“Have you washed your hands?!”
“Have you flushed?!”
Two questions that are constantly spouting from my mouth because nine times out of ten she hasn’t done either of these things, and with the toilet being downstairs she hasn’t got far to go to rectify these things. (Even if it means all she’s doing is turning the tap on and jiggling the towel without her hands going anywhere near the water!)
On Saturday, we were having an unusually relaxed morning at home. Sophie was watching Cbeebies, Oliver, unable to see the television, was both listening to Cbeebies and his big sister’s fascinating commentary on what’s going to happen next as she’s seen this episode for the umpteenth time since she was two years old, and I was hanging out the washing in the garden.
“Mum! I need you!” Sophie yells. It sounds like she’s in the downstairs toilet.
I pretend I haven’t heard. Usually ‘I need you’ means: ‘I want a drink’, ‘I want a biscuit’ or simply ‘I want…. to annoy you.’
Surprisingly she doesn’t call again, so I finish hanging the washing and walk into the kitchen to the sound of the ‘Octonauts’ theme tune, Oliver joining in with his cutest tuneful ‘ngaaaah! and Sophie rushing towards me holding her dress between her legs.
“Do you need a wee?”
“No. I’ve had one.”
“Oh. Well I hoped you wiped your bottom with toilet paper rather than your dress.”
“But Mummy, I did. Well, I didn’t…. there wasn’t any toilet paper..”
“Oh, well I’ll go get some…”
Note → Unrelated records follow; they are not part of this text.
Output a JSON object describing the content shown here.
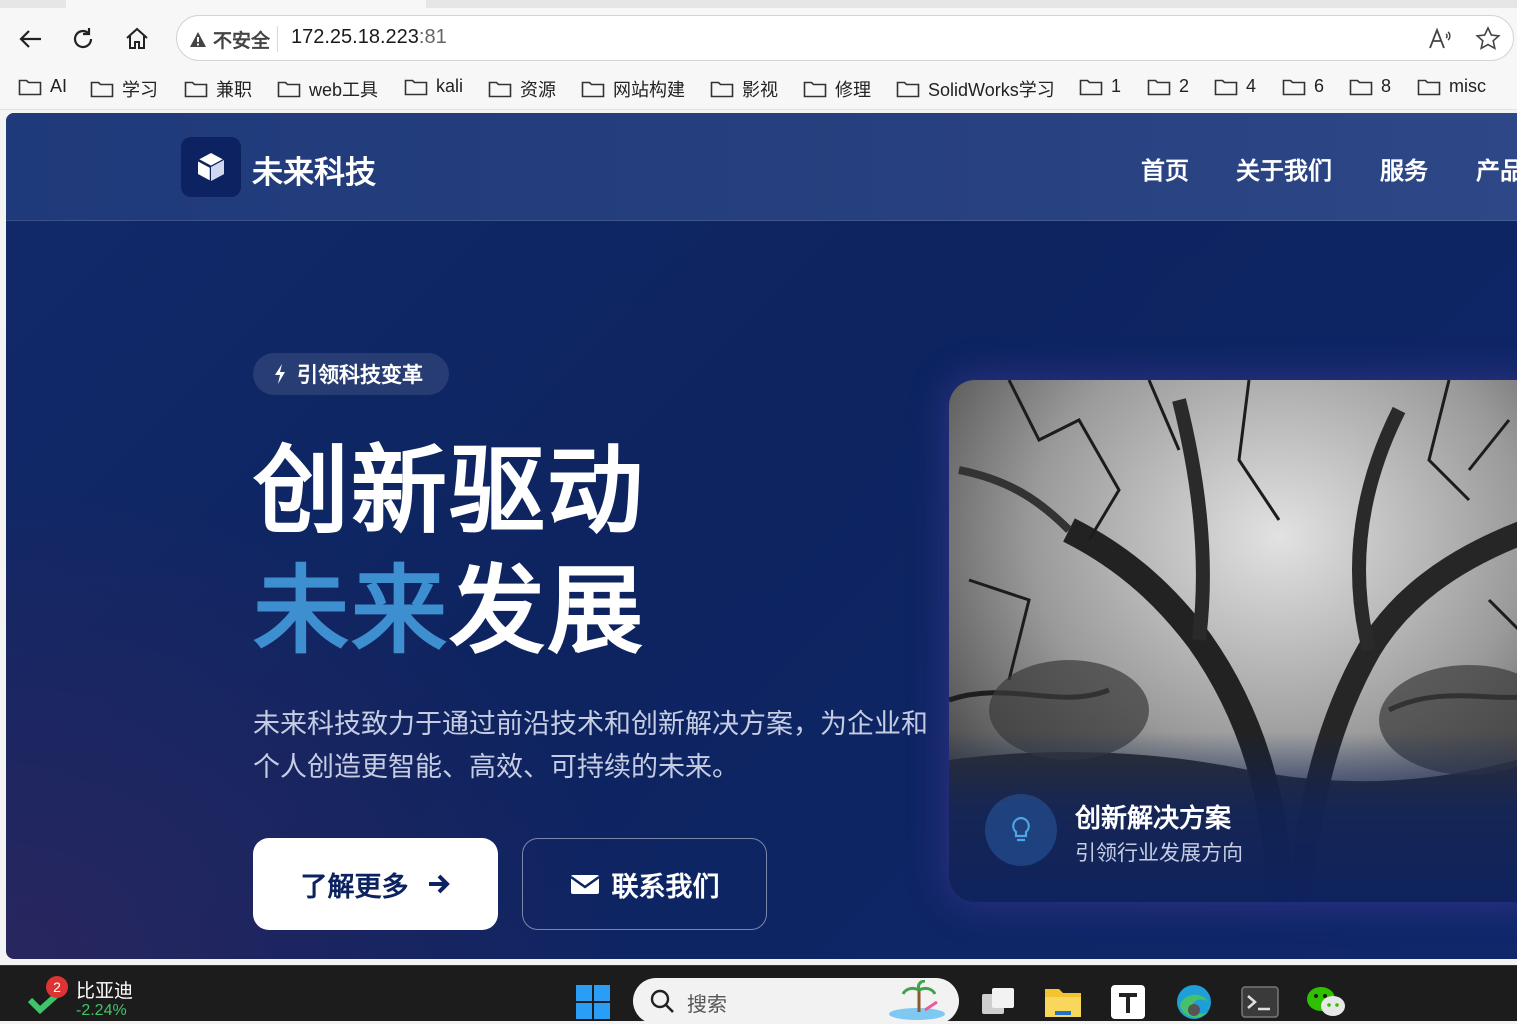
{
  "browser": {
    "security_label": "不安全",
    "url_host": "172.25.18.223",
    "url_port": ":81",
    "bookmarks": [
      "AI",
      "学习",
      "兼职",
      "web工具",
      "kali",
      "资源",
      "网站构建",
      "影视",
      "修理",
      "SolidWorks学习",
      "1",
      "2",
      "4",
      "6",
      "8",
      "misc"
    ]
  },
  "site": {
    "brand": "未来科技",
    "nav": [
      "首页",
      "关于我们",
      "服务",
      "产品"
    ],
    "badge": "引领科技变革",
    "headline_line1": "创新驱动",
    "headline_accent": "未来",
    "headline_rest": "发展",
    "description": "未来科技致力于通过前沿技术和创新解决方案，为企业和个人创造更智能、高效、可持续的未来。",
    "primary_button": "了解更多",
    "secondary_button": "联系我们",
    "card_title": "创新解决方案",
    "card_subtitle": "引领行业发展方向"
  },
  "taskbar": {
    "stock_name": "比亚迪",
    "stock_change": "-2.24%",
    "stock_badge": "2",
    "search_placeholder": "搜索"
  },
  "colors": {
    "accent": "#3e8fd0",
    "page_bg": "#0d2460",
    "header_bg": "#27407f"
  }
}
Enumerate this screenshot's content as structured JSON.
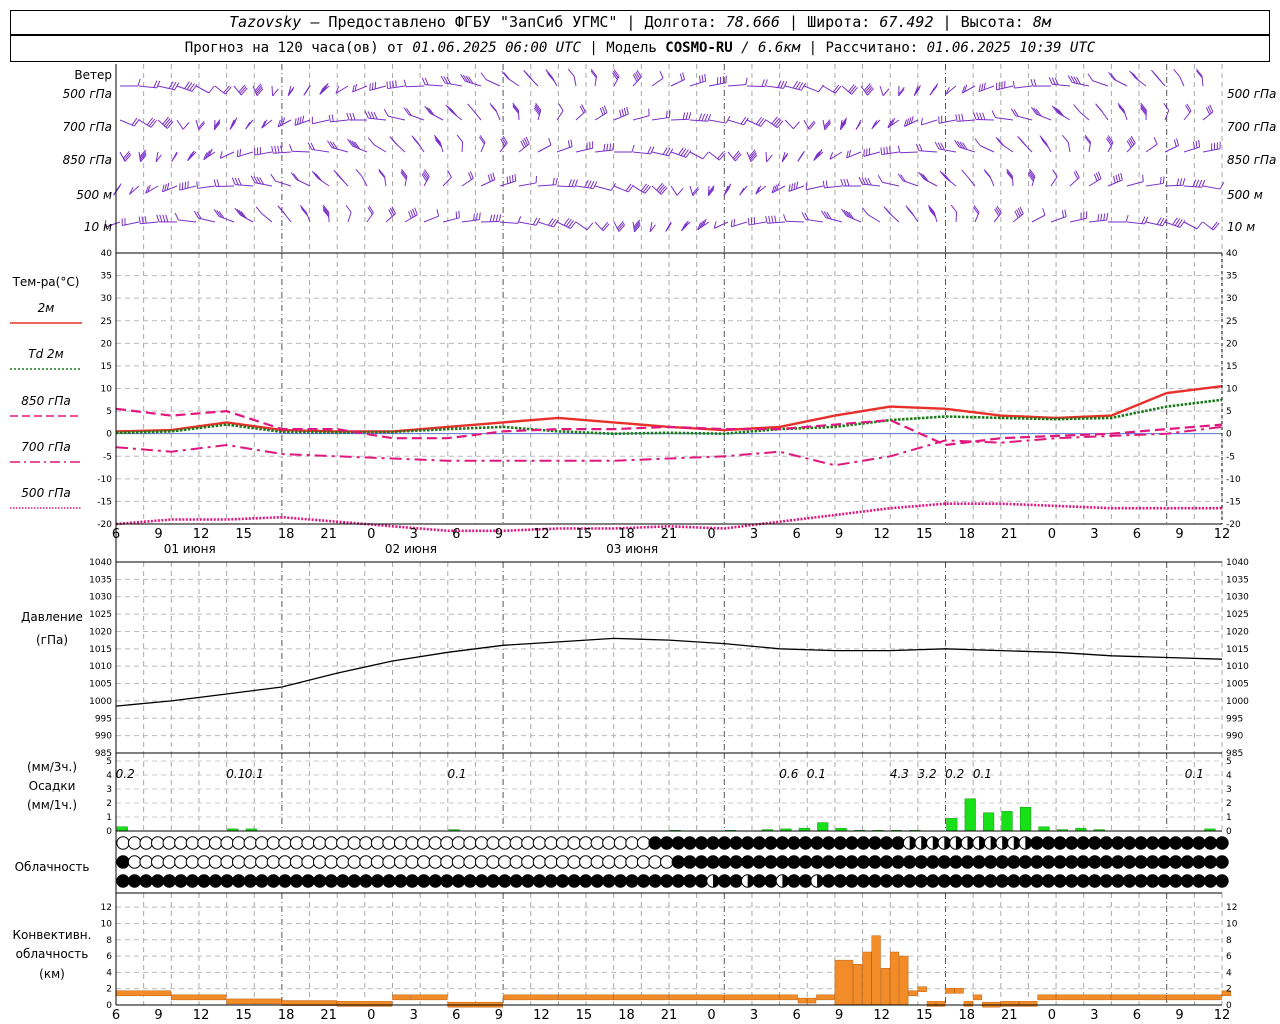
{
  "header": {
    "station": "Tazovsky",
    "provider": " – Предоставлено ФГБУ \"ЗапСиб УГМС\"",
    "lon_label": "Долгота:",
    "lon_value": "78.666",
    "lat_label": "Широта:",
    "lat_value": "67.492",
    "alt_label": "Высота:",
    "alt_value": "8м",
    "forecast_prefix": "Прогноз на 120 часа(ов) от",
    "forecast_start": "01.06.2025 06:00 UTC",
    "model_label": "Модель",
    "model_name": "COSMO-RU",
    "model_res": "/ 6.6км",
    "calc_label": "Рассчитано:",
    "calc_time": "01.06.2025 10:39 UTC"
  },
  "wind_panel": {
    "title": "Ветер",
    "levels": [
      "500 гПа",
      "700 гПа",
      "850 гПа",
      "500 м",
      "10  м"
    ],
    "color": "#7a2fc8"
  },
  "temp_panel": {
    "title": "Тем-ра(°С)",
    "legend": [
      {
        "label": "2м",
        "color": "#e8302a",
        "style": "solid"
      },
      {
        "label": "Td  2м",
        "color": "#1a7a1a",
        "style": "dotted"
      },
      {
        "label": "850 гПа",
        "color": "#e0177f",
        "style": "dashed"
      },
      {
        "label": "700 гПа",
        "color": "#e0177f",
        "style": "dashdot"
      },
      {
        "label": "500 гПа",
        "color": "#e0177f",
        "style": "densedot"
      }
    ]
  },
  "pressure_panel": {
    "title": "Давление",
    "unit": "(гПа)"
  },
  "precip_panel": {
    "unit_3h": "(мм/3ч.)",
    "title": "Осадки",
    "unit_1h": "(мм/1ч.)"
  },
  "cloud_panel": {
    "title": "Облачность"
  },
  "conv_panel": {
    "title1": "Конвективн.",
    "title2": "облачность",
    "unit": "(км)"
  },
  "time_axis": {
    "hour_labels": [
      "6",
      "9",
      "12",
      "15",
      "18",
      "21",
      "0",
      "3",
      "6",
      "9",
      "12",
      "15",
      "18",
      "21",
      "0",
      "3",
      "6",
      "9",
      "12",
      "15",
      "18",
      "21",
      "0",
      "3",
      "6",
      "9",
      "12"
    ],
    "day_labels": [
      "01 июня",
      "02 июня",
      "03 июня"
    ]
  },
  "chart_data": [
    {
      "type": "line",
      "title": "Тем-ра(°С)",
      "ylim": [
        -20,
        40
      ],
      "x_hours_from_start": [
        0,
        6,
        12,
        18,
        24,
        30,
        36,
        42,
        48,
        54,
        60,
        66,
        72,
        78,
        84,
        90,
        96,
        102,
        108,
        114,
        120
      ],
      "series": [
        {
          "name": "2м",
          "color": "#e8302a",
          "values": [
            0.5,
            0.8,
            2.5,
            0.8,
            0.5,
            0.5,
            1.5,
            2.5,
            3.5,
            2.5,
            1.5,
            0.8,
            1.5,
            4.0,
            6.0,
            5.5,
            4.0,
            3.5,
            4.0,
            9.0,
            10.5
          ]
        },
        {
          "name": "Td  2м",
          "color": "#1a7a1a",
          "values": [
            0.2,
            0.5,
            2.0,
            0.4,
            0.3,
            0.4,
            1.0,
            1.5,
            0.5,
            0.0,
            0.2,
            0.0,
            1.0,
            1.5,
            3.0,
            3.8,
            3.5,
            3.2,
            3.5,
            6.0,
            7.5
          ]
        },
        {
          "name": "850 гПа",
          "color": "#e0177f",
          "values": [
            5.5,
            4.0,
            5.0,
            1.0,
            1.0,
            -1.0,
            -1.0,
            0.5,
            1.0,
            1.0,
            1.5,
            1.0,
            1.0,
            2.0,
            3.0,
            -2.5,
            -1.0,
            -0.5,
            0.0,
            1.0,
            2.0
          ]
        },
        {
          "name": "700 гПа",
          "color": "#e0177f",
          "values": [
            -3.0,
            -4.0,
            -2.5,
            -4.5,
            -5.0,
            -5.5,
            -6.0,
            -6.0,
            -6.0,
            -6.0,
            -5.5,
            -5.0,
            -4.0,
            -7.0,
            -5.0,
            -1.5,
            -2.0,
            -1.0,
            -0.5,
            0.0,
            1.5
          ]
        },
        {
          "name": "500 гПа",
          "color": "#e0177f",
          "values": [
            -20.0,
            -19.0,
            -19.0,
            -18.5,
            -19.5,
            -20.5,
            -21.5,
            -21.5,
            -21.0,
            -21.0,
            -20.5,
            -21.0,
            -19.5,
            -18.0,
            -16.5,
            -15.5,
            -15.5,
            -16.0,
            -16.5,
            -16.5,
            -16.5
          ]
        }
      ]
    },
    {
      "type": "line",
      "title": "Давление",
      "ylabel": "(гПа)",
      "ylim": [
        985,
        1040
      ],
      "x_hours_from_start": [
        0,
        6,
        12,
        18,
        24,
        30,
        36,
        42,
        48,
        54,
        60,
        66,
        72,
        78,
        84,
        90,
        96,
        102,
        108,
        114,
        120
      ],
      "series": [
        {
          "color": "#000000",
          "values": [
            998.5,
            1000.0,
            1002.0,
            1004.0,
            1008.0,
            1011.5,
            1014.0,
            1016.0,
            1017.0,
            1018.0,
            1017.5,
            1016.5,
            1015.0,
            1014.5,
            1014.5,
            1015.0,
            1014.5,
            1014.0,
            1013.0,
            1012.5,
            1012.0
          ]
        }
      ]
    },
    {
      "type": "bar",
      "title": "Осадки",
      "ylabel": "(мм/1ч.)",
      "ylim": [
        0,
        5
      ],
      "bars_hours_from_start": [
        0,
        12,
        14,
        36,
        60,
        66,
        70,
        72,
        74,
        76,
        78,
        80,
        82,
        84,
        86,
        90,
        92,
        94,
        96,
        98,
        100,
        102,
        104,
        106,
        118
      ],
      "values": [
        0.3,
        0.15,
        0.15,
        0.1,
        0.05,
        0.05,
        0.1,
        0.15,
        0.2,
        0.6,
        0.2,
        0.05,
        0.05,
        0.05,
        0.05,
        0.9,
        2.3,
        1.3,
        1.4,
        1.7,
        0.3,
        0.1,
        0.2,
        0.1,
        0.15
      ],
      "annotations_3h": [
        {
          "hour": 1,
          "text": "0.2"
        },
        {
          "hour": 13,
          "text": "0.1"
        },
        {
          "hour": 15,
          "text": "0.1"
        },
        {
          "hour": 37,
          "text": "0.1"
        },
        {
          "hour": 73,
          "text": "0.6"
        },
        {
          "hour": 76,
          "text": "0.1"
        },
        {
          "hour": 85,
          "text": "4.3"
        },
        {
          "hour": 88,
          "text": "3.2"
        },
        {
          "hour": 91,
          "text": "0.2"
        },
        {
          "hour": 94,
          "text": "0.1"
        },
        {
          "hour": 117,
          "text": "0.1"
        }
      ]
    },
    {
      "type": "bar",
      "title": "Конвективн. облачность",
      "ylabel": "(км)",
      "ylim": [
        0,
        13
      ],
      "bars_hours_from_start": [
        0,
        6,
        12,
        18,
        24,
        30,
        32,
        36,
        42,
        48,
        54,
        60,
        66,
        72,
        74,
        75,
        76,
        78,
        80,
        81,
        82,
        83,
        84,
        85,
        86,
        87,
        88,
        89,
        90,
        91,
        92,
        93,
        94,
        96,
        98,
        100,
        102,
        108,
        114,
        120
      ],
      "values": [
        1.5,
        1.0,
        0.5,
        0.3,
        0.2,
        1.0,
        1.0,
        0.1,
        1.0,
        1.0,
        1.0,
        1.0,
        1.0,
        1.0,
        0.6,
        0.6,
        1.0,
        5.5,
        5.0,
        6.5,
        8.5,
        4.5,
        6.5,
        6.0,
        1.5,
        2.0,
        0.2,
        0.2,
        1.8,
        1.8,
        0.2,
        1.0,
        0.1,
        0.2,
        0.2,
        1.0,
        1.0,
        1.0,
        1.0,
        1.5
      ]
    }
  ]
}
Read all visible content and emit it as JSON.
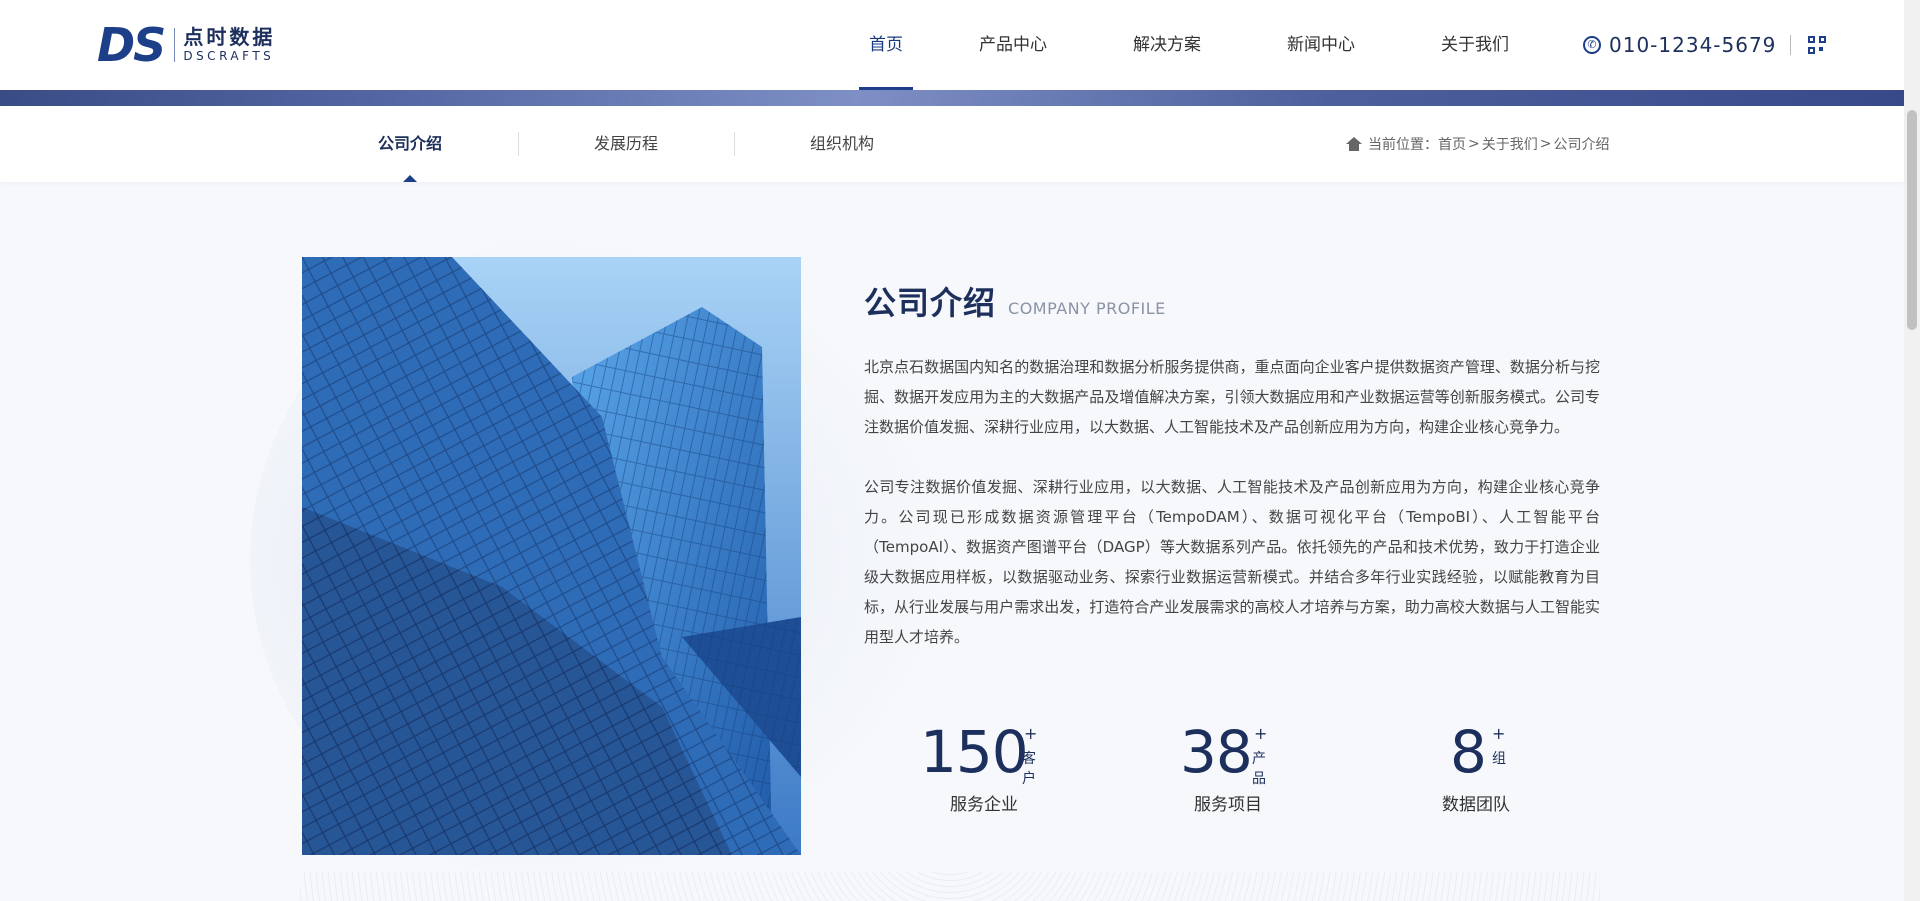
{
  "header": {
    "logo": {
      "mark": "DS",
      "cn": "点时数据",
      "en": "DSCRAFTS"
    },
    "nav": [
      {
        "label": "首页",
        "active": true
      },
      {
        "label": "产品中心",
        "active": false
      },
      {
        "label": "解决方案",
        "active": false
      },
      {
        "label": "新闻中心",
        "active": false
      },
      {
        "label": "关于我们",
        "active": false
      }
    ],
    "phone": "010-1234-5679",
    "phone_icon": "phone-icon",
    "qr_icon": "qr-code-icon"
  },
  "subnav": {
    "items": [
      {
        "label": "公司介绍",
        "active": true
      },
      {
        "label": "发展历程",
        "active": false
      },
      {
        "label": "组织机构",
        "active": false
      }
    ],
    "breadcrumb": {
      "prefix": "当前位置：",
      "items": [
        "首页",
        "关于我们",
        "公司介绍"
      ],
      "separator": ">"
    }
  },
  "about": {
    "title_cn": "公司介绍",
    "title_en": "COMPANY PROFILE",
    "paragraphs": [
      "北京点石数据国内知名的数据治理和数据分析服务提供商，重点面向企业客户提供数据资产管理、数据分析与挖掘、数据开发应用为主的大数据产品及增值解决方案，引领大数据应用和产业数据运营等创新服务模式。公司专注数据价值发掘、深耕行业应用，以大数据、人工智能技术及产品创新应用为方向，构建企业核心竞争力。",
      "公司专注数据价值发掘、深耕行业应用，以大数据、人工智能技术及产品创新应用为方向，构建企业核心竞争力。公司现已形成数据资源管理平台（TempoDAM）、数据可视化平台（TempoBI）、人工智能平台（TempoAI）、数据资产图谱平台（DAGP）等大数据系列产品。依托领先的产品和技术优势，致力于打造企业级大数据应用样板，以数据驱动业务、探索行业数据运营新模式。并结合多年行业实践经验，以赋能教育为目标，从行业发展与用户需求出发，打造符合产业发展需求的高校人才培养与方案，助力高校大数据与人工智能实用型人才培养。"
    ]
  },
  "stats": [
    {
      "num": "150",
      "plus": "+",
      "unit": "客户",
      "label": "服务企业"
    },
    {
      "num": "38",
      "plus": "+",
      "unit": "产品",
      "label": "服务项目"
    },
    {
      "num": "8",
      "plus": "+",
      "unit": "组",
      "label": "数据团队"
    }
  ],
  "colors": {
    "brand": "#1d3e88",
    "title": "#1d2f5c",
    "background": "#f6f8fb"
  }
}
“No, Mummy…So, I used…” we’re walking together towards the downstairs toilet, “the erm….” she’s trying to search for the right word, “towel…small towel for…” I’m now imagining that she’s used the hand towel to wipe her bottom and my intention is to put it straight in the washing machine. As we approach the toilet I realise the hand towel is still looking perfectly clean hanging on the small towel rail. She says, “The towel you wet, Mummy, to wash our faces.”
“Oh, the face cloth!” I say, relieved that she finally managed to explain her predicament to me and glancing to the sink where it normally is. I can hear the flush of the toilet amazed that she flushed without me having to remind her, “But where is it, Darling?” looking on the floor around the toilet where she normally dumps her used loo roll, the circumference of the toilet bowl clearly too small for the reams of paper needed to clean her tiny behind.
“It’s … It’s…!”
“You didn’t actually put it down the…”
She bursts into uncontrollable sobs and flings herself into my arms. Her hands are wet on my back and I can’t believe she’s actually washed them! Sophie’s barely able to breath in between the sobs and gut wrenching ‘I’m sorry’s. In amazement I take a peep down the toilet bowl and see the last flicker of a baby blue facecloth whizz it’s way down the bowl, never to be seen again!
Well, at least she remembered to wash her hands and flush!